┌─ Material to process

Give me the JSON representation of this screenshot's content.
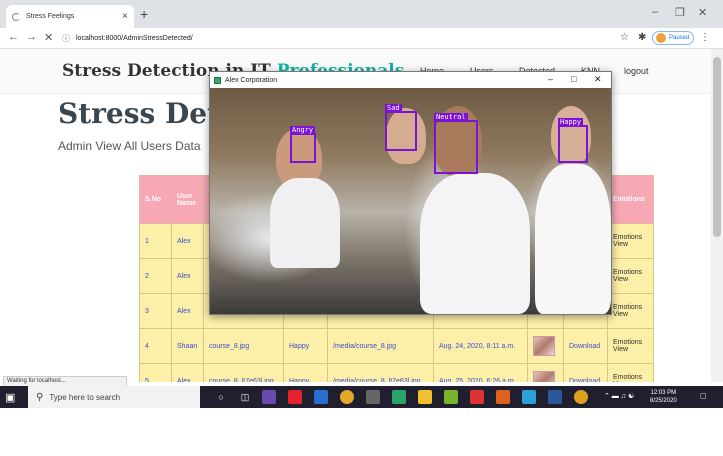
{
  "browser": {
    "tab_title": "Stress Feelings",
    "tab_close": "×",
    "new_tab": "+",
    "url": "localhost:8000/AdminStressDetected/",
    "paused_label": "Paused",
    "status_text": "Waiting for localhost..."
  },
  "site": {
    "brand_main": "Stress Detection in IT ",
    "brand_accent": "Professionals",
    "nav": [
      "Home",
      "Users",
      "Detected",
      "KNN",
      "logout"
    ],
    "page_title": "Stress Dete",
    "page_subtitle": "Admin View All Users Data"
  },
  "table": {
    "headers": [
      "S.No",
      "User Name",
      "Emotions"
    ],
    "rows": [
      {
        "sno": "1",
        "user": "Alex",
        "file": "",
        "emotion": "",
        "path": "",
        "date": "",
        "download": "",
        "view": "Emotions View"
      },
      {
        "sno": "2",
        "user": "Alex",
        "file": "",
        "emotion": "",
        "path": "",
        "date": "",
        "download": "",
        "view": "Emotions View"
      },
      {
        "sno": "3",
        "user": "Alex",
        "file": "",
        "emotion": "",
        "path": "",
        "date": "",
        "download": "",
        "view": "Emotions View"
      },
      {
        "sno": "4",
        "user": "Shaan",
        "file": "course_8.jpg",
        "emotion": "Happy",
        "path": "/media/course_8.jpg",
        "date": "Aug. 24, 2020, 8:11 a.m.",
        "download": "Download",
        "view": "Emotions View"
      },
      {
        "sno": "5",
        "user": "Alex",
        "file": "course_8_lt7e63l.jpg",
        "emotion": "Happy",
        "path": "/media/course_8_lt7e63l.jpg",
        "date": "Aug. 25, 2020, 6:26 a.m.",
        "download": "Download",
        "view": "Emotions View"
      }
    ]
  },
  "overlay": {
    "title": "Alex Corporation",
    "faces": [
      "Angry",
      "Sad",
      "Neutral",
      "Happy"
    ]
  },
  "taskbar": {
    "search_placeholder": "Type here to search",
    "time": "12:03 PM",
    "date": "8/25/2020"
  },
  "colors": {
    "header_bg": "#f7a8b4",
    "row_bg": "#fcefa8",
    "accent": "#10b3a3",
    "bbox": "#7b12d4"
  }
}
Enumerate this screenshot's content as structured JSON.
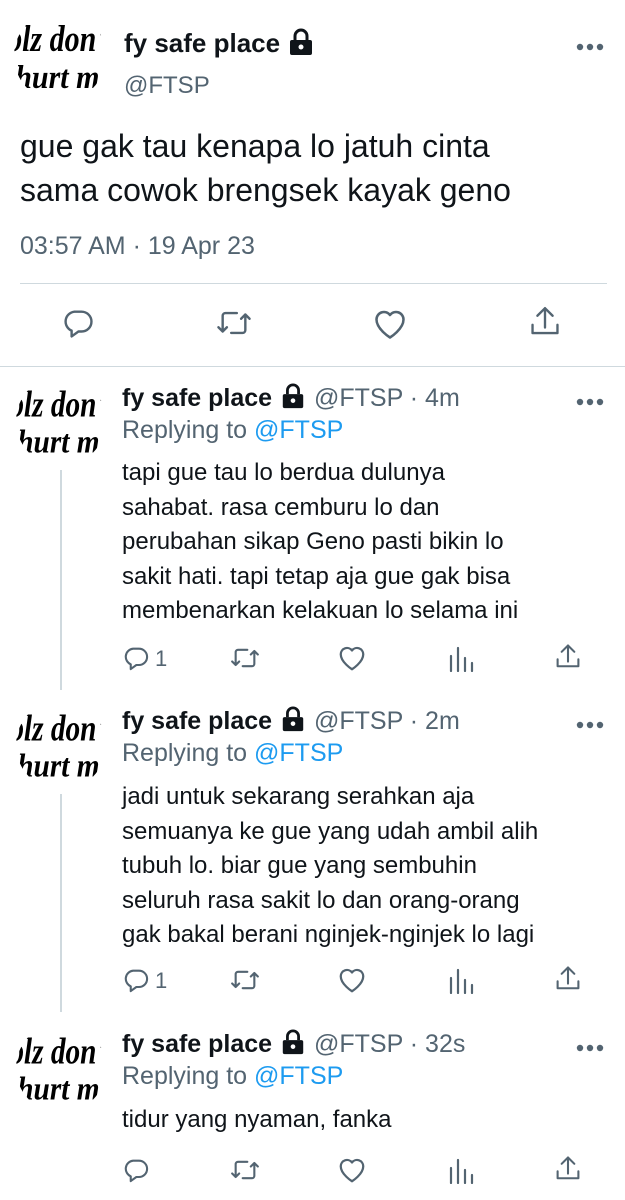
{
  "main_tweet": {
    "avatar_text": "plz don't hurt me",
    "display_name": "fy safe place",
    "handle": "@FTSP",
    "text_line1": "gue gak tau kenapa lo jatuh cinta",
    "text_line2": "sama cowok brengsek kayak geno",
    "timestamp": "03:57 AM · 19 Apr 23",
    "actions": [
      "reply-icon",
      "retweet-icon",
      "like-icon",
      "share-icon"
    ]
  },
  "replies": [
    {
      "avatar_text": "plz don't hurt me",
      "display_name": "fy safe place",
      "handle": "@FTSP",
      "time": "· 4m",
      "replying_prefix": "Replying to",
      "replying_to": "@FTSP",
      "lines": [
        "tapi gue tau lo berdua dulunya",
        "sahabat. rasa cemburu lo dan",
        "perubahan sikap Geno pasti bikin lo",
        "sakit hati. tapi tetap aja gue gak bisa",
        "membenarkan kelakuan lo selama ini"
      ],
      "reply_count": "1"
    },
    {
      "avatar_text": "plz don't hurt me",
      "display_name": "fy safe place",
      "handle": "@FTSP",
      "time": "· 2m",
      "replying_prefix": "Replying to",
      "replying_to": "@FTSP",
      "lines": [
        "jadi untuk sekarang serahkan aja",
        "semuanya ke gue yang udah ambil alih",
        "tubuh lo. biar gue yang sembuhin",
        "seluruh rasa sakit lo dan orang-orang",
        "gak bakal berani nginjek-nginjek lo lagi"
      ],
      "reply_count": "1"
    },
    {
      "avatar_text": "plz don't hurt me",
      "display_name": "fy safe place",
      "handle": "@FTSP",
      "time": "· 32s",
      "replying_prefix": "Replying to",
      "replying_to": "@FTSP",
      "lines": [
        "tidur yang nyaman, fanka"
      ],
      "reply_count": ""
    }
  ],
  "colors": {
    "text": "#0f1419",
    "muted": "#536471",
    "link": "#1d9bf0",
    "divider": "#cfd9de"
  }
}
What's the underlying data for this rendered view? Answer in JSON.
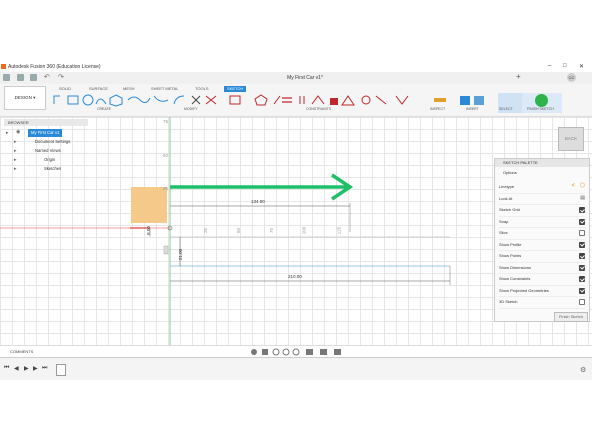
{
  "app": {
    "title": "Autodesk Fusion 360 (Education License)",
    "document_tab": "My First Car v1*",
    "avatar": "CC"
  },
  "ribbon": {
    "tabs": [
      "SOLID",
      "SURFACE",
      "MESH",
      "SHEET METAL",
      "TOOLS",
      "SKETCH"
    ],
    "active_tab": "SKETCH",
    "workspace": "DESIGN",
    "groups": [
      "CREATE",
      "MODIFY",
      "CONSTRAINTS",
      "INSPECT",
      "INSERT",
      "SELECT",
      "FINISH SKETCH"
    ]
  },
  "browser": {
    "header": "BROWSER",
    "root": "My First Car v1",
    "items": [
      "Document Settings",
      "Named Views",
      "Origin",
      "Sketches"
    ]
  },
  "palette": {
    "header": "SKETCH PALETTE",
    "section": "Options",
    "rows": [
      {
        "label": "Linetype",
        "type": "icons"
      },
      {
        "label": "Look At",
        "type": "icon"
      },
      {
        "label": "Sketch Grid",
        "checked": true
      },
      {
        "label": "Snap",
        "checked": true
      },
      {
        "label": "Slice",
        "checked": false
      },
      {
        "label": "Show Profile",
        "checked": true
      },
      {
        "label": "Show Points",
        "checked": true
      },
      {
        "label": "Show Dimensions",
        "checked": true
      },
      {
        "label": "Show Constraints",
        "checked": true
      },
      {
        "label": "Show Projected Geometries",
        "checked": true
      },
      {
        "label": "3D Sketch",
        "checked": false
      }
    ],
    "finish_button": "Finish Sketch"
  },
  "viewcube": {
    "label": "BACK"
  },
  "comments": {
    "label": "COMMENTS"
  },
  "sketch": {
    "dim_134": "134.00",
    "dim_210": "210.00",
    "dim_21": "21.00",
    "dim_8": "8.00",
    "ruler_v": [
      "75",
      "50",
      "25"
    ],
    "ruler_h": [
      "25",
      "50",
      "75",
      "100",
      "125"
    ]
  },
  "colors": {
    "accent": "#2b8ad8",
    "arrow": "#1fbf6a",
    "origin_box": "#f5c98a",
    "finish": "#2eb34a"
  }
}
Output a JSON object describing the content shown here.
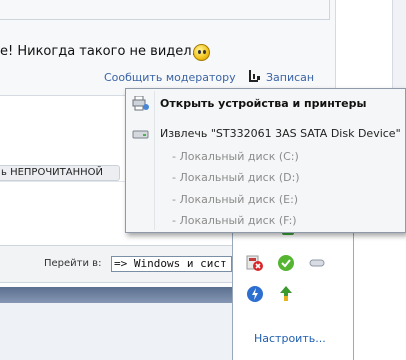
{
  "forum": {
    "post_text": "е! Никогда такого не видел...",
    "report_link": "Сообщить модератору",
    "notes_link": "Записан",
    "unread_button": "ь НЕПРОЧИТАННОЙ",
    "jump_label": "Перейти в:",
    "jump_select_value": "=> Windows и сист"
  },
  "context_menu": {
    "items": [
      {
        "label": "Открыть устройства и принтеры",
        "style": "bold",
        "icon": "devices-printers-icon"
      },
      {
        "label": "Извлечь \"ST332061 3AS SATA Disk Device\"",
        "style": "normal",
        "icon": "disk-drive-icon"
      },
      {
        "label": "- Локальный диск (C:)",
        "style": "disabled"
      },
      {
        "label": "- Локальный диск (D:)",
        "style": "disabled"
      },
      {
        "label": "- Локальный диск (E:)",
        "style": "disabled"
      },
      {
        "label": "- Локальный диск (F:)",
        "style": "disabled"
      }
    ]
  },
  "tray": {
    "customize_link": "Настроить...",
    "icons": [
      "green-tray-icon",
      "power-alert-icon",
      "green-check-icon",
      "device-icon",
      "lightning-icon",
      "update-arrow-icon"
    ]
  },
  "colors": {
    "link": "#3b64a6",
    "customize_link": "#1f5fb0",
    "menu_background": "#f5f6f7",
    "disabled_text": "#8c8c8c"
  }
}
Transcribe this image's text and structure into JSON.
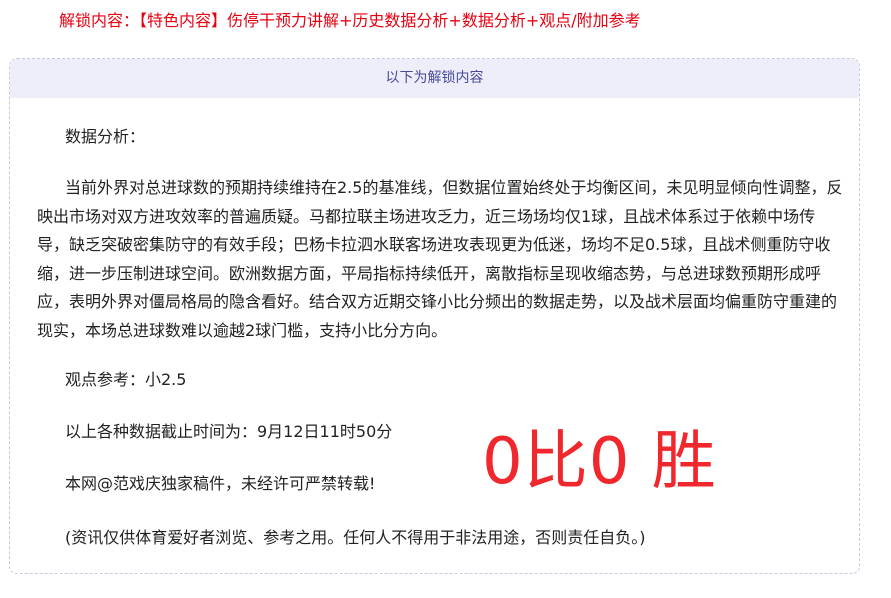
{
  "unlock": {
    "label": "解锁内容：",
    "content": "【特色内容】伤停干预力讲解+历史数据分析+数据分析+观点/附加参考"
  },
  "box": {
    "header": "以下为解锁内容",
    "section_title": "数据分析：",
    "body": "当前外界对总进球数的预期持续维持在2.5的基准线，但数据位置始终处于均衡区间，未见明显倾向性调整，反映出市场对双方进攻效率的普遍质疑。马都拉联主场进攻乏力，近三场场均仅1球，且战术体系过于依赖中场传导，缺乏突破密集防守的有效手段；巴杨卡拉泗水联客场进攻表现更为低迷，场均不足0.5球，且战术侧重防守收缩，进一步压制进球空间。欧洲数据方面，平局指标持续低开，离散指标呈现收缩态势，与总进球数预期形成呼应，表明外界对僵局格局的隐含看好。结合双方近期交锋小比分频出的数据走势，以及战术层面均偏重防守重建的现实，本场总进球数难以逾越2球门槛，支持小比分方向。",
    "viewpoint": "观点参考：小2.5",
    "deadline": "以上各种数据截止时间为：9月12日11时50分",
    "copyright": "本网@范戏庆独家稿件，未经许可严禁转载!",
    "disclaimer": "(资讯仅供体育爱好者浏览、参考之用。任何人不得用于非法用途，否则责任自负。)"
  },
  "overlay": {
    "result": "0比0 胜"
  },
  "colors": {
    "unlock_text": "#e60012",
    "header_bg": "#eeeefa",
    "header_text": "#4a4a9a",
    "border": "#c8c8e0",
    "overlay_text": "#f0282d"
  }
}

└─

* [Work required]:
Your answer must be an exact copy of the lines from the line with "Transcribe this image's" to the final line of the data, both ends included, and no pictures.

* [Output of the task]:
Transcribe this image's text and structure into JSON.
{
  "unlock": {
    "label": "解锁内容：",
    "content": "【特色内容】伤停干预力讲解+历史数据分析+数据分析+观点/附加参考"
  },
  "box": {
    "header": "以下为解锁内容",
    "section_title": "数据分析：",
    "body": "当前外界对总进球数的预期持续维持在2.5的基准线，但数据位置始终处于均衡区间，未见明显倾向性调整，反映出市场对双方进攻效率的普遍质疑。马都拉联主场进攻乏力，近三场场均仅1球，且战术体系过于依赖中场传导，缺乏突破密集防守的有效手段；巴杨卡拉泗水联客场进攻表现更为低迷，场均不足0.5球，且战术侧重防守收缩，进一步压制进球空间。欧洲数据方面，平局指标持续低开，离散指标呈现收缩态势，与总进球数预期形成呼应，表明外界对僵局格局的隐含看好。结合双方近期交锋小比分频出的数据走势，以及战术层面均偏重防守重建的现实，本场总进球数难以逾越2球门槛，支持小比分方向。",
    "viewpoint": "观点参考：小2.5",
    "deadline": "以上各种数据截止时间为：9月12日11时50分",
    "copyright": "本网@范戏庆独家稿件，未经许可严禁转载!",
    "disclaimer": "(资讯仅供体育爱好者浏览、参考之用。任何人不得用于非法用途，否则责任自负。)"
  },
  "overlay": {
    "result": "0比0 胜"
  },
  "colors": {
    "unlock_text": "#e60012",
    "header_bg": "#eeeefa",
    "header_text": "#4a4a9a",
    "border": "#c8c8e0",
    "overlay_text": "#f0282d"
  }
}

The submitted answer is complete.